[Collected data entries]
--

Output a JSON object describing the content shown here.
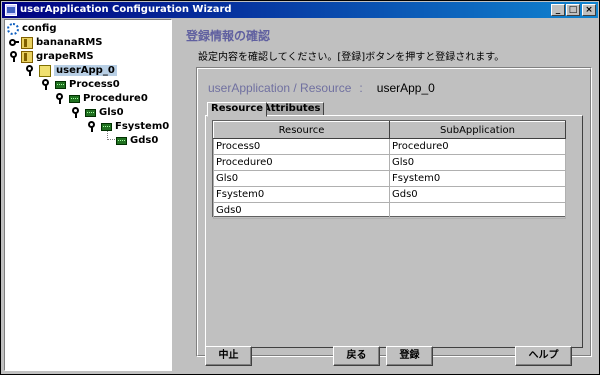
{
  "window": {
    "title": "userApplication Configuration Wizard",
    "minimize": "_",
    "maximize": "□",
    "close": "×"
  },
  "tree": {
    "config": "config",
    "banana": "bananaRMS",
    "grape": "grapeRMS",
    "userapp": "userApp_0",
    "process": "Process0",
    "procedure": "Procedure0",
    "gls": "Gls0",
    "fsystem": "Fsystem0",
    "gds": "Gds0"
  },
  "main": {
    "heading": "登録情報の確認",
    "instruction": "設定内容を確認してください。[登録]ボタンを押すと登録されます。",
    "path_label": "userApplication / Resource",
    "path_sep": ":",
    "path_value": "userApp_0",
    "tabs": {
      "resource": "Resource",
      "attributes": "Attributes"
    },
    "columns": [
      "Resource",
      "SubApplication"
    ],
    "rows": [
      [
        "Process0",
        "Procedure0"
      ],
      [
        "Procedure0",
        "Gls0"
      ],
      [
        "Gls0",
        "Fsystem0"
      ],
      [
        "Fsystem0",
        "Gds0"
      ],
      [
        "Gds0",
        ""
      ]
    ]
  },
  "buttons": {
    "cancel": "中止",
    "back": "戻る",
    "register": "登録",
    "help": "ヘルプ"
  }
}
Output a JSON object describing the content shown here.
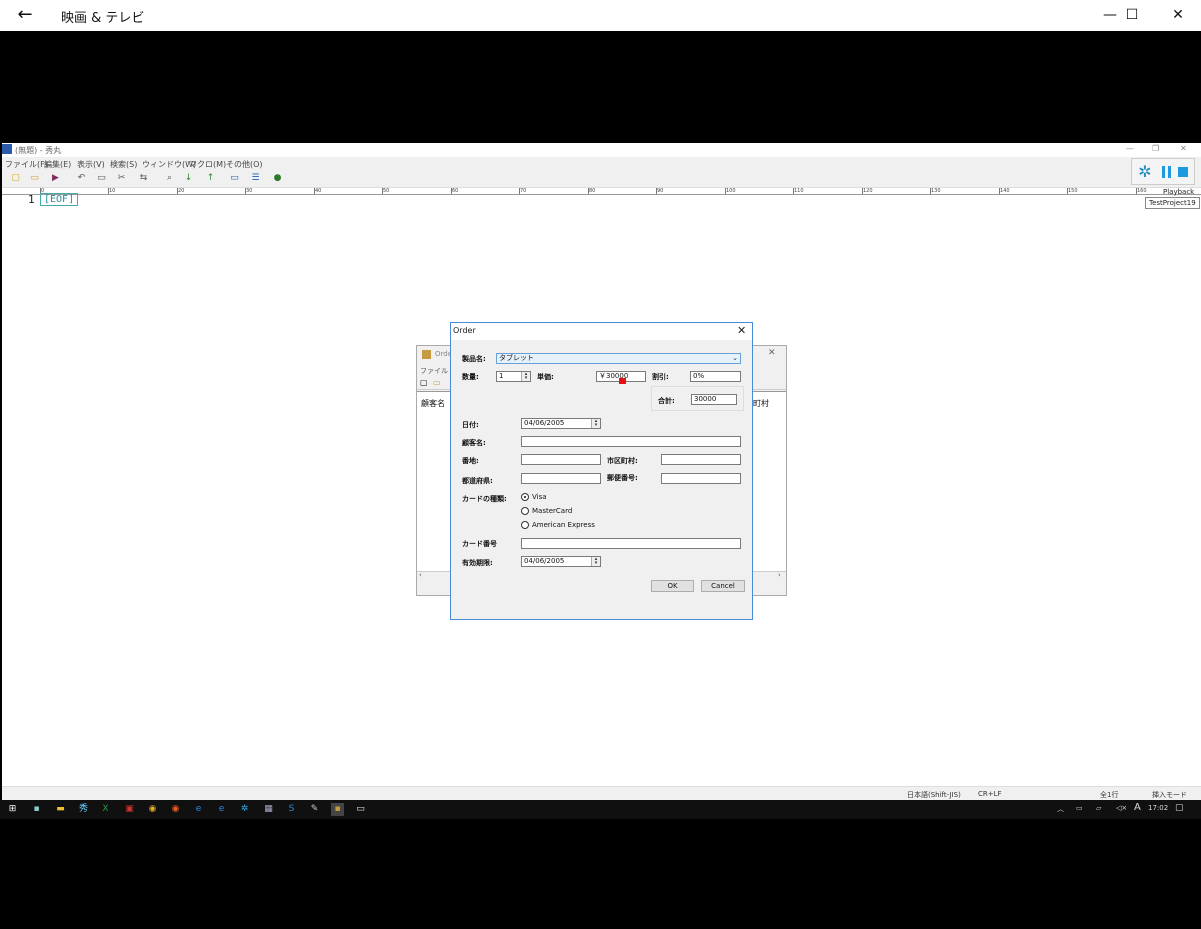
{
  "app": {
    "title": "映画 & テレビ",
    "back_icon": "arrow-left-icon",
    "minimize": "—",
    "maximize": "☐",
    "close": "✕"
  },
  "editor": {
    "title": "(無題) - 秀丸",
    "menu": [
      "ファイル(F)",
      "編集(E)",
      "表示(V)",
      "検索(S)",
      "ウィンドウ(W)",
      "マクロ(M)",
      "その他(O)"
    ],
    "line_number": "1",
    "eof": "[EOF]",
    "ruler": [
      "0",
      "10",
      "20",
      "30",
      "40",
      "50",
      "60",
      "70",
      "80",
      "90",
      "100",
      "110",
      "120",
      "130",
      "140",
      "150",
      "160"
    ],
    "status": {
      "encoding": "日本語(Shift-JIS)",
      "newline": "CR+LF",
      "lines": "全1行",
      "mode": "挿入モード"
    }
  },
  "playback": {
    "tooltip1": "Playback",
    "tooltip2": "TestProject19"
  },
  "bg_form": {
    "title": "Orde",
    "menu": "ファイル",
    "col1": "顧客名",
    "col2": "町村"
  },
  "dialog": {
    "title": "Order",
    "product_label": "製品名:",
    "product_value": "タブレット",
    "qty_label": "数量:",
    "qty_value": "1",
    "price_label": "単価:",
    "price_value": "￥30000",
    "discount_label": "割引:",
    "discount_value": "0%",
    "total_label": "合計:",
    "total_value": "30000",
    "date_label": "日付:",
    "date_value": "04/06/2005",
    "customer_label": "顧客名:",
    "address_label": "番地:",
    "city_label": "市区町村:",
    "prefecture_label": "都道府県:",
    "zip_label": "郵便番号:",
    "card_type_label": "カードの種類:",
    "card_options": [
      "Visa",
      "MasterCard",
      "American Express"
    ],
    "card_selected": "Visa",
    "card_number_label": "カード番号",
    "expiry_label": "有効期限:",
    "expiry_value": "04/06/2005",
    "ok": "OK",
    "cancel": "Cancel"
  },
  "taskbar": {
    "time": "17:02",
    "ime": "A"
  }
}
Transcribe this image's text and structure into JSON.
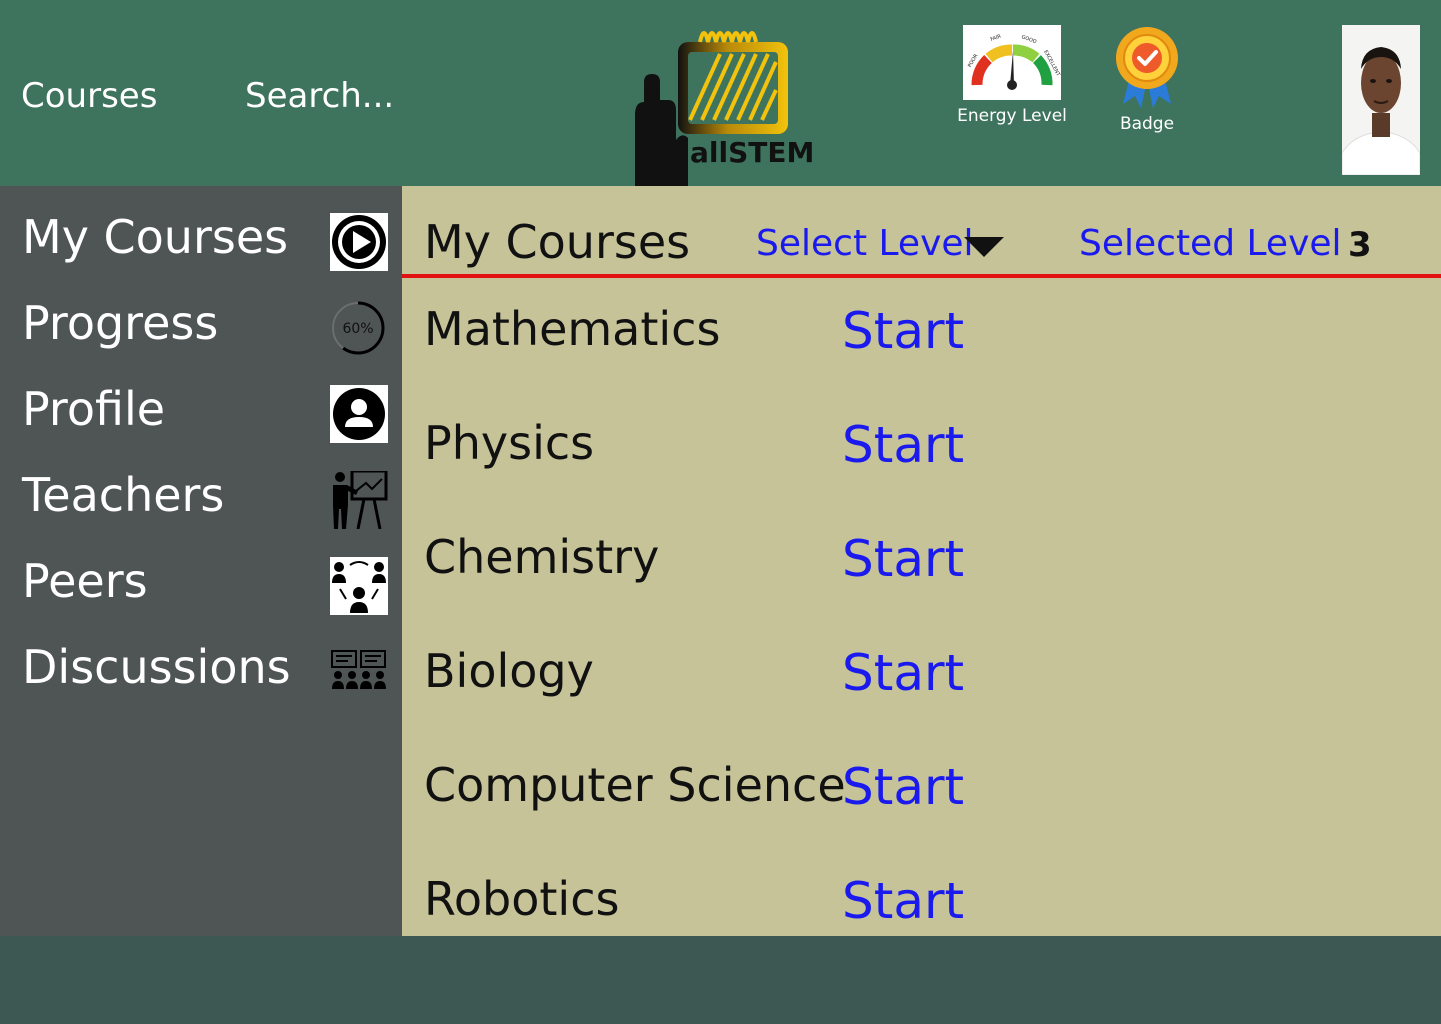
{
  "header": {
    "nav": {
      "courses": "Courses",
      "search": "Search..."
    },
    "logo_text": "allSTEM",
    "stats": {
      "energy": {
        "label": "Energy Level",
        "gauge_labels": [
          "POOR",
          "FAIR",
          "GOOD",
          "EXCELLENT"
        ]
      },
      "badge": {
        "label": "Badge"
      }
    }
  },
  "sidebar": {
    "items": [
      {
        "label": "My Courses",
        "icon": "play-icon"
      },
      {
        "label": "Progress",
        "icon": "progress-ring-icon",
        "progress_text": "60%",
        "progress": 0.6
      },
      {
        "label": "Profile",
        "icon": "user-icon"
      },
      {
        "label": "Teachers",
        "icon": "teacher-icon"
      },
      {
        "label": "Peers",
        "icon": "peers-icon"
      },
      {
        "label": "Discussions",
        "icon": "discussion-icon"
      }
    ]
  },
  "main": {
    "title": "My Courses",
    "select_level": "Select Level",
    "selected_level_label": "Selected Level",
    "selected_level_value": "3",
    "courses": [
      {
        "name": "Mathematics",
        "action": "Start"
      },
      {
        "name": "Physics",
        "action": "Start"
      },
      {
        "name": "Chemistry",
        "action": "Start"
      },
      {
        "name": "Biology",
        "action": "Start"
      },
      {
        "name": "Computer Science",
        "action": "Start"
      },
      {
        "name": "Robotics",
        "action": "Start"
      }
    ]
  },
  "colors": {
    "header_bg": "#3e735e",
    "sidebar_bg": "#4f5454",
    "main_bg": "#c6c398",
    "link_blue": "#1a1aee",
    "divider_red": "#e21212"
  }
}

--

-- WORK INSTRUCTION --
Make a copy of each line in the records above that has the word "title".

-- FINAL ANSWER --
    "title": "userApplication Configuration Wizard",
    "title": "映画 & テレビ",
    "title": "(無題) - 秀丸",
    "title": "Orde",
    "title": "Order",
    "title": "My Courses",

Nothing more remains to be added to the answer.